The National Heart, Lung and Blood Institute (NHLBI), part of the National Institutes of Health, awarded a $4.7 million grant to Cleveland Clinic in 2018 to study more deeply the prevention of life-threatening, cancer-associated blood clots.
The grant builds upon work initiated through the Center of Excellence in Cancer Thrombosis Research, established in 2016 with funding from a variety of generous philanthropic gifts. Additional funding for the center was provided by a VeloSano Impact Award in 2018.
Led by co-directors Keith McCrae, MD, and Alok Khorana, MD, the center has been working to better define how thrombosis develops in patients with cancer; test the efficacy of novel therapies; develop new preclinical models; and create and expand biorepositories to provide a valuable resource to researchers across Cleveland Clinic.
“About 20 percent of cancer patients develop blood clots, which can cause stroke, hospitalization and delays in treatment,” says Dr. Khorana, director of the gastrointestinal malignancies program at the Cleveland Clinic Cancer Center and holder of the Sondra and Stephen Hardis Chair in Oncology Research.
“In fact, cancer-associated thrombosis is the second leading cause of death in patients with cancer,” he says. “This grant will help us address the challenge of identifying who will develop blood clots and enable us to treat them proactively with blood thinners to prevent this complication.”
The five-year grant supports the creation of a risk assessment tool to better predict which cancer patients will develop blood clots during treatment.
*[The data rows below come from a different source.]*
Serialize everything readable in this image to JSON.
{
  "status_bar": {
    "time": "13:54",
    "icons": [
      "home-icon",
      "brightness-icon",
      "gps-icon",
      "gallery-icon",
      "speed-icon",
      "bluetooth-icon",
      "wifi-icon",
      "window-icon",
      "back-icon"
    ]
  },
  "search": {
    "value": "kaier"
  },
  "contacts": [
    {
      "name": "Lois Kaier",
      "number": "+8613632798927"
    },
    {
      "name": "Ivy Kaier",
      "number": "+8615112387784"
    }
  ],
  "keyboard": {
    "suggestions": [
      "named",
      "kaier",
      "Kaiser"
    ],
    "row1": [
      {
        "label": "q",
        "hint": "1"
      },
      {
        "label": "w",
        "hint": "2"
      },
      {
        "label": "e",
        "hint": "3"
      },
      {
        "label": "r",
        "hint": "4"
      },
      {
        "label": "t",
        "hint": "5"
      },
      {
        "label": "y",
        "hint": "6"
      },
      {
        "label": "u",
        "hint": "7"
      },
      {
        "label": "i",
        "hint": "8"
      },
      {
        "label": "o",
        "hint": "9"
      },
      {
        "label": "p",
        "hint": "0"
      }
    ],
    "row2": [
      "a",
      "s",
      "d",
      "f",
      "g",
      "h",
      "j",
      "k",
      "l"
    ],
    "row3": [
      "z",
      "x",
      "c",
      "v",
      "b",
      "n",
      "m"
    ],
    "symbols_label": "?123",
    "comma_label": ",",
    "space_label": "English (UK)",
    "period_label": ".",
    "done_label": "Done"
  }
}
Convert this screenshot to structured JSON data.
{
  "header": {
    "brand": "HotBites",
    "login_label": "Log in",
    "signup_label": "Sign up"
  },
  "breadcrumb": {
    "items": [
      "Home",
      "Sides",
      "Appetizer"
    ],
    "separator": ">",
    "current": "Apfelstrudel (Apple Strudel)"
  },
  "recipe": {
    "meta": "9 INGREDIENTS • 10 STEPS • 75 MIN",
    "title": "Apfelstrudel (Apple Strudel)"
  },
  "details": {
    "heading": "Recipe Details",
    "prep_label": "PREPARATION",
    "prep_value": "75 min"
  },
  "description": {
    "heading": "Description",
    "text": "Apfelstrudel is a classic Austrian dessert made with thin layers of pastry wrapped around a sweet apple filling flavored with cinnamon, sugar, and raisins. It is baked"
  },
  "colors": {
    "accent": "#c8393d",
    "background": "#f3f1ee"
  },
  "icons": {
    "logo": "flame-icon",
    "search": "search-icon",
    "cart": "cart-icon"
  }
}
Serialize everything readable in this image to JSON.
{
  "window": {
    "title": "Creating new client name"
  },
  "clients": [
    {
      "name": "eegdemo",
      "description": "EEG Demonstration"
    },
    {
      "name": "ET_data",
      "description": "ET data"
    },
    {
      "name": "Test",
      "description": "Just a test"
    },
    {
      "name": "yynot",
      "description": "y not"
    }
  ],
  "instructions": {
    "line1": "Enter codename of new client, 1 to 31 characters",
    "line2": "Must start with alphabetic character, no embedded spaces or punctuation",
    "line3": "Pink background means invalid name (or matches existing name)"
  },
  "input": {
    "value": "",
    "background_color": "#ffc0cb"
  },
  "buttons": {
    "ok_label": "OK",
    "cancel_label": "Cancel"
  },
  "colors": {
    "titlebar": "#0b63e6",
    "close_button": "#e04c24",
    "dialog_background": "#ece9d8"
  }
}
The study will incorporate data from more than 4,000 patients with colorectal, lung and pancreatic cancer enrolled in clinical trials at various research centers.
“Cancer-associated blood clots are a critical clinical problem, and we urgently need better ways to predict which patients are at greatest risk,” says Dr. McCrae, Director of Cleveland Clinic's Department of Hematology & Medical Oncology. “This grant-funded research will greatly improve the management of patients with cancer, arming physicians with an advanced statistical tool to better identify who may develop this common and harmful side effect.”